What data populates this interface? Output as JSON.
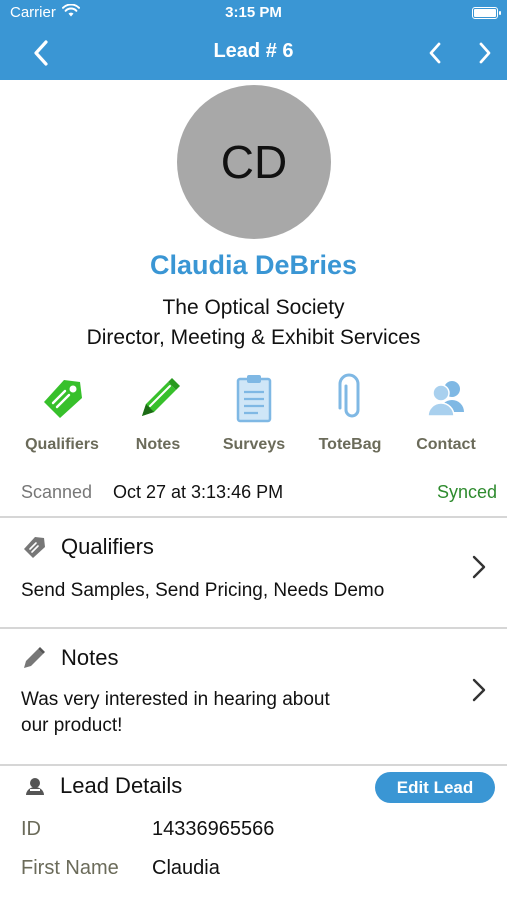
{
  "status_bar": {
    "carrier": "Carrier",
    "time": "3:15 PM",
    "icons": [
      "wifi-icon",
      "battery-icon"
    ]
  },
  "nav": {
    "title": "Lead # 6",
    "icons": [
      "chevron-left-icon",
      "chevron-left-icon",
      "chevron-right-icon"
    ]
  },
  "lead": {
    "initials": "CD",
    "name": "Claudia DeBries",
    "company": "The Optical Society",
    "title": "Director, Meeting & Exhibit Services"
  },
  "actions": [
    {
      "label": "Qualifiers",
      "icon": "tag-icon",
      "color": "#37c02b"
    },
    {
      "label": "Notes",
      "icon": "pencil-icon",
      "color": "#37c02b"
    },
    {
      "label": "Surveys",
      "icon": "clipboard-icon",
      "color": "#7fb8e4"
    },
    {
      "label": "ToteBag",
      "icon": "paperclip-icon",
      "color": "#7fb8e4"
    },
    {
      "label": "Contact",
      "icon": "contacts-icon",
      "color": "#7fb8e4"
    }
  ],
  "scan": {
    "label": "Scanned",
    "value": "Oct 27 at 3:13:46 PM",
    "sync_status": "Synced"
  },
  "qualifiers_section": {
    "heading": "Qualifiers",
    "icon": "tag-icon",
    "text": "Send Samples, Send Pricing, Needs Demo"
  },
  "notes_section": {
    "heading": "Notes",
    "icon": "pencil-icon",
    "text_line1": "Was very interested in hearing about",
    "text_line2": "our product!"
  },
  "details_section": {
    "heading": "Lead Details",
    "icon": "person-icon",
    "edit_label": "Edit Lead",
    "rows": [
      {
        "key": "ID",
        "value": "14336965566"
      },
      {
        "key": "First Name",
        "value": "Claudia"
      }
    ]
  },
  "colors": {
    "accent": "#3a96d4",
    "synced": "#2e8b2e",
    "action_green": "#37c02b",
    "action_blue": "#7fb8e4"
  }
}
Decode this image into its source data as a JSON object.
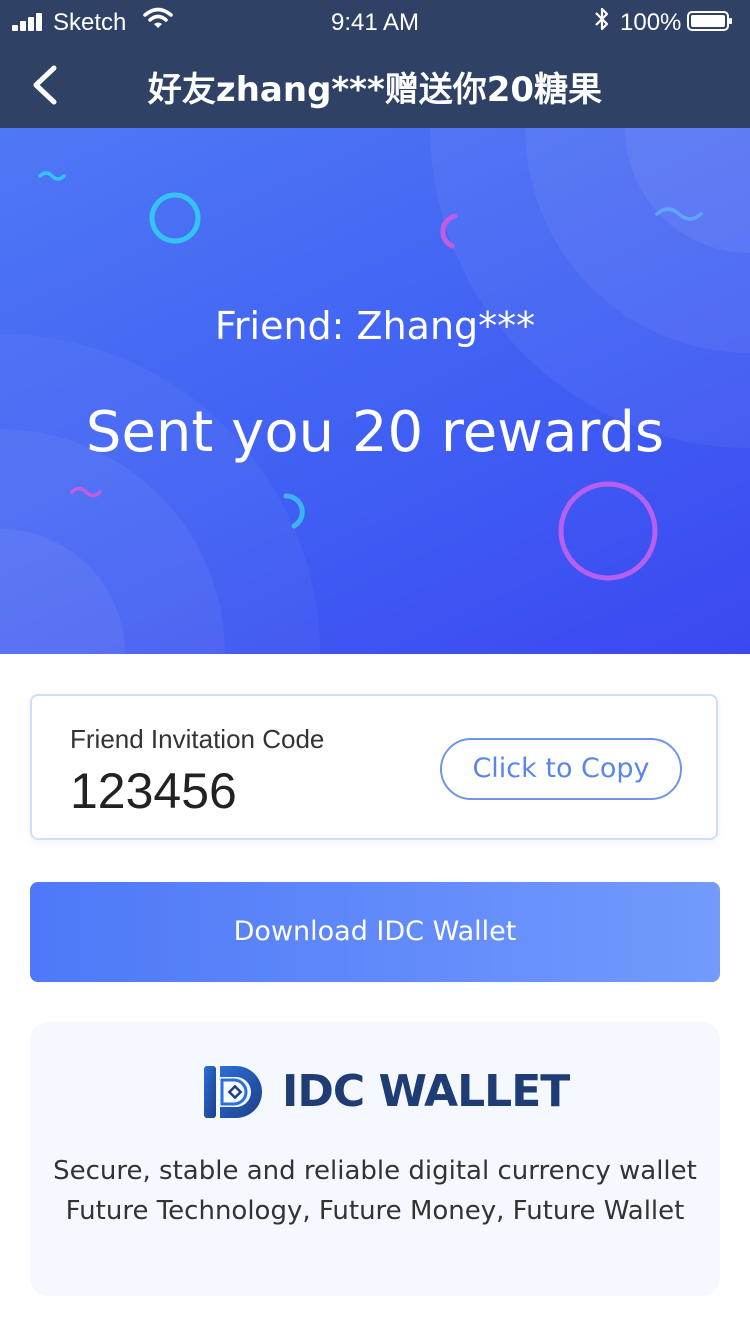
{
  "status_bar": {
    "carrier": "Sketch",
    "time": "9:41 AM",
    "battery_percent": "100%",
    "signal_icon": "signal-bars-icon",
    "wifi_icon": "wifi-icon",
    "bluetooth_icon": "bluetooth-icon",
    "battery_icon": "battery-icon"
  },
  "nav": {
    "back_icon": "chevron-left-icon",
    "title": "好友zhang***赠送你20糖果"
  },
  "hero": {
    "subtitle": "Friend: Zhang***",
    "headline": "Sent you 20 rewards"
  },
  "invite": {
    "label": "Friend Invitation Code",
    "code": "123456",
    "copy_label": "Click to Copy"
  },
  "download": {
    "label": "Download IDC Wallet"
  },
  "brand": {
    "logo_icon": "idc-logo-icon",
    "name": "IDC WALLET",
    "tagline_1": "Secure, stable and reliable digital currency wallet",
    "tagline_2": "Future Technology, Future Money, Future Wallet"
  },
  "colors": {
    "nav_bg": "#2f4265",
    "hero_start": "#4f78f5",
    "hero_end": "#3b48f0",
    "button_start": "#4e78f7",
    "button_end": "#729bfd",
    "brand_text": "#1f3c74",
    "card_bg": "#f5f8fe"
  }
}
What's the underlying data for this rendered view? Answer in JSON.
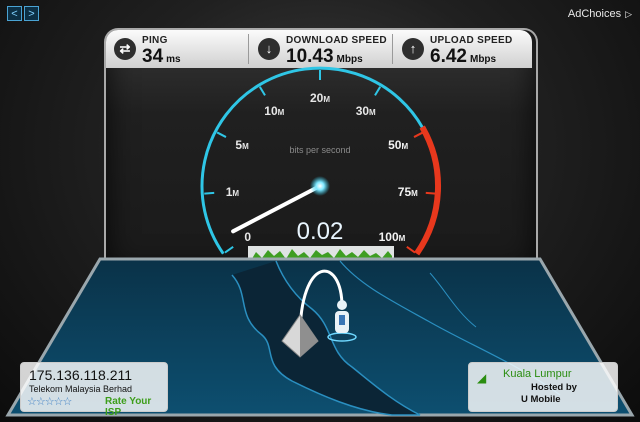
{
  "nav": {
    "back_glyph": "<",
    "forward_glyph": ">"
  },
  "ad": {
    "label": "AdChoices",
    "icon": "adchoices-triangle-icon"
  },
  "stats": {
    "ping": {
      "label": "PING",
      "value": "34",
      "unit": "ms",
      "icon": "ping-icon"
    },
    "download": {
      "label": "DOWNLOAD SPEED",
      "value": "10.43",
      "unit": "Mbps",
      "icon": "download-arrow-icon"
    },
    "upload": {
      "label": "UPLOAD SPEED",
      "value": "6.42",
      "unit": "Mbps",
      "icon": "upload-arrow-icon"
    }
  },
  "gauge": {
    "caption": "bits per second",
    "current_value": "0.02",
    "needle_fraction": 0.03,
    "ticks": [
      {
        "num": "0",
        "unit": ""
      },
      {
        "num": "1",
        "unit": "M"
      },
      {
        "num": "5",
        "unit": "M"
      },
      {
        "num": "10",
        "unit": "M"
      },
      {
        "num": "20",
        "unit": "M"
      },
      {
        "num": "30",
        "unit": "M"
      },
      {
        "num": "50",
        "unit": "M"
      },
      {
        "num": "75",
        "unit": "M"
      },
      {
        "num": "100",
        "unit": "M"
      }
    ],
    "accent_color": "#2fc6e6",
    "redzone_color": "#e8381d"
  },
  "client": {
    "ip": "175.136.118.211",
    "isp": "Telekom Malaysia Berhad",
    "stars": "☆☆☆☆☆",
    "rate_label": "Rate Your ISP"
  },
  "server": {
    "city": "Kuala Lumpur",
    "hosted_by": "Hosted by",
    "sponsor": "U Mobile"
  }
}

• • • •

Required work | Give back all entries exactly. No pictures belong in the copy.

Exercise output |
What data populates this interface? Output as JSON.
{
  "status_bar": {
    "carrier": "Carrier",
    "time": "3:15 PM",
    "icons": [
      "wifi-icon",
      "battery-icon"
    ]
  },
  "nav": {
    "title": "Lead # 6",
    "icons": [
      "chevron-left-icon",
      "chevron-left-icon",
      "chevron-right-icon"
    ]
  },
  "lead": {
    "initials": "CD",
    "name": "Claudia DeBries",
    "company": "The Optical Society",
    "title": "Director, Meeting & Exhibit Services"
  },
  "actions": [
    {
      "label": "Qualifiers",
      "icon": "tag-icon",
      "color": "#37c02b"
    },
    {
      "label": "Notes",
      "icon": "pencil-icon",
      "color": "#37c02b"
    },
    {
      "label": "Surveys",
      "icon": "clipboard-icon",
      "color": "#7fb8e4"
    },
    {
      "label": "ToteBag",
      "icon": "paperclip-icon",
      "color": "#7fb8e4"
    },
    {
      "label": "Contact",
      "icon": "contacts-icon",
      "color": "#7fb8e4"
    }
  ],
  "scan": {
    "label": "Scanned",
    "value": "Oct 27 at 3:13:46 PM",
    "sync_status": "Synced"
  },
  "qualifiers_section": {
    "heading": "Qualifiers",
    "icon": "tag-icon",
    "text": "Send Samples, Send Pricing, Needs Demo"
  },
  "notes_section": {
    "heading": "Notes",
    "icon": "pencil-icon",
    "text_line1": "Was very interested in hearing about",
    "text_line2": "our product!"
  },
  "details_section": {
    "heading": "Lead Details",
    "icon": "person-icon",
    "edit_label": "Edit Lead",
    "rows": [
      {
        "key": "ID",
        "value": "14336965566"
      },
      {
        "key": "First Name",
        "value": "Claudia"
      }
    ]
  },
  "colors": {
    "accent": "#3a96d4",
    "synced": "#2e8b2e",
    "action_green": "#37c02b",
    "action_blue": "#7fb8e4"
  }
}
Decode this image into its source data as a JSON object.
{
  "status_bar": {
    "carrier": "Sketch",
    "time": "9:41 AM",
    "battery_percent": "100%",
    "signal_icon": "signal-bars-icon",
    "wifi_icon": "wifi-icon",
    "bluetooth_icon": "bluetooth-icon",
    "battery_icon": "battery-icon"
  },
  "nav": {
    "back_icon": "chevron-left-icon",
    "title": "好友zhang***赠送你20糖果"
  },
  "hero": {
    "subtitle": "Friend: Zhang***",
    "headline": "Sent you 20 rewards"
  },
  "invite": {
    "label": "Friend Invitation Code",
    "code": "123456",
    "copy_label": "Click to Copy"
  },
  "download": {
    "label": "Download IDC Wallet"
  },
  "brand": {
    "logo_icon": "idc-logo-icon",
    "name": "IDC WALLET",
    "tagline_1": "Secure, stable and reliable digital currency wallet",
    "tagline_2": "Future Technology, Future Money, Future Wallet"
  },
  "colors": {
    "nav_bg": "#2f4265",
    "hero_start": "#4f78f5",
    "hero_end": "#3b48f0",
    "button_start": "#4e78f7",
    "button_end": "#729bfd",
    "brand_text": "#1f3c74",
    "card_bg": "#f5f8fe"
  }
}
What's the underlying data for this rendered view? Answer in JSON.
{
  "nav": {
    "back_glyph": "<",
    "forward_glyph": ">"
  },
  "ad": {
    "label": "AdChoices",
    "icon": "adchoices-triangle-icon"
  },
  "stats": {
    "ping": {
      "label": "PING",
      "value": "34",
      "unit": "ms",
      "icon": "ping-icon"
    },
    "download": {
      "label": "DOWNLOAD SPEED",
      "value": "10.43",
      "unit": "Mbps",
      "icon": "download-arrow-icon"
    },
    "upload": {
      "label": "UPLOAD SPEED",
      "value": "6.42",
      "unit": "Mbps",
      "icon": "upload-arrow-icon"
    }
  },
  "gauge": {
    "caption": "bits per second",
    "current_value": "0.02",
    "needle_fraction": 0.03,
    "ticks": [
      {
        "num": "0",
        "unit": ""
      },
      {
        "num": "1",
        "unit": "M"
      },
      {
        "num": "5",
        "unit": "M"
      },
      {
        "num": "10",
        "unit": "M"
      },
      {
        "num": "20",
        "unit": "M"
      },
      {
        "num": "30",
        "unit": "M"
      },
      {
        "num": "50",
        "unit": "M"
      },
      {
        "num": "75",
        "unit": "M"
      },
      {
        "num": "100",
        "unit": "M"
      }
    ],
    "accent_color": "#2fc6e6",
    "redzone_color": "#e8381d"
  },
  "client": {
    "ip": "175.136.118.211",
    "isp": "Telekom Malaysia Berhad",
    "stars": "☆☆☆☆☆",
    "rate_label": "Rate Your ISP"
  },
  "server": {
    "city": "Kuala Lumpur",
    "hosted_by": "Hosted by",
    "sponsor": "U Mobile"
  }
}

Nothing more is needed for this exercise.